_ACTION ITEM_. From the entries that follow, extract each line holding the string "explorer".
BEGIN DATA SHOWN
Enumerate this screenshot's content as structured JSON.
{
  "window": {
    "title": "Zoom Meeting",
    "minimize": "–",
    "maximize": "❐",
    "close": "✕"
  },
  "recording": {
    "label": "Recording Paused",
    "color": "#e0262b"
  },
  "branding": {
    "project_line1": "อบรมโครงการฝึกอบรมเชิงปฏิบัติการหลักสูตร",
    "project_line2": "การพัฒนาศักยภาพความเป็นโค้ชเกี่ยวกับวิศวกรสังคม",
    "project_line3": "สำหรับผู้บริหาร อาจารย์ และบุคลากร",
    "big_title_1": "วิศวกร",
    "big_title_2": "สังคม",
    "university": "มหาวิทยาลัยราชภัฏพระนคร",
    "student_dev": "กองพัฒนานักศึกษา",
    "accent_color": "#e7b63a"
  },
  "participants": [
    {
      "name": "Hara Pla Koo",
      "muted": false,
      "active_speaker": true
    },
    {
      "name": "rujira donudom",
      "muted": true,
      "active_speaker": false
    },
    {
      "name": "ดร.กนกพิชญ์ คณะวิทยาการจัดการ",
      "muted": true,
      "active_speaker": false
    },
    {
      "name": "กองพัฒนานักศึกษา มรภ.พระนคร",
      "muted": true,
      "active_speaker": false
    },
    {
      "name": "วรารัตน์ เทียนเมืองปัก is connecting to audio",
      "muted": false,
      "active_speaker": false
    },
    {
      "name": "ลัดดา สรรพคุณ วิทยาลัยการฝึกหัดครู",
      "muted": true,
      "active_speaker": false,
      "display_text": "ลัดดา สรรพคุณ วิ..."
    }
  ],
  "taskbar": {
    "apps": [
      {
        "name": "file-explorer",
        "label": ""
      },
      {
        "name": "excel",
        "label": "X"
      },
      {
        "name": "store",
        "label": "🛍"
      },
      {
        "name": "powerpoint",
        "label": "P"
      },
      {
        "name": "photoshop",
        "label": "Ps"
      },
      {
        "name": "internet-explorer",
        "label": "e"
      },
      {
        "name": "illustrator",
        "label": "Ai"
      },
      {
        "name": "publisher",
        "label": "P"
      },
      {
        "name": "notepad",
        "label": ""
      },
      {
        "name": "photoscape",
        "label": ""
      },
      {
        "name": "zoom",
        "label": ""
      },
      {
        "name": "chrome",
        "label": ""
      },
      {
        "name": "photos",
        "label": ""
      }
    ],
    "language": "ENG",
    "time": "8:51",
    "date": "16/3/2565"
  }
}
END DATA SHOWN
_RESULT BELOW_.
        "name": "file-explorer",
        "name": "internet-explorer",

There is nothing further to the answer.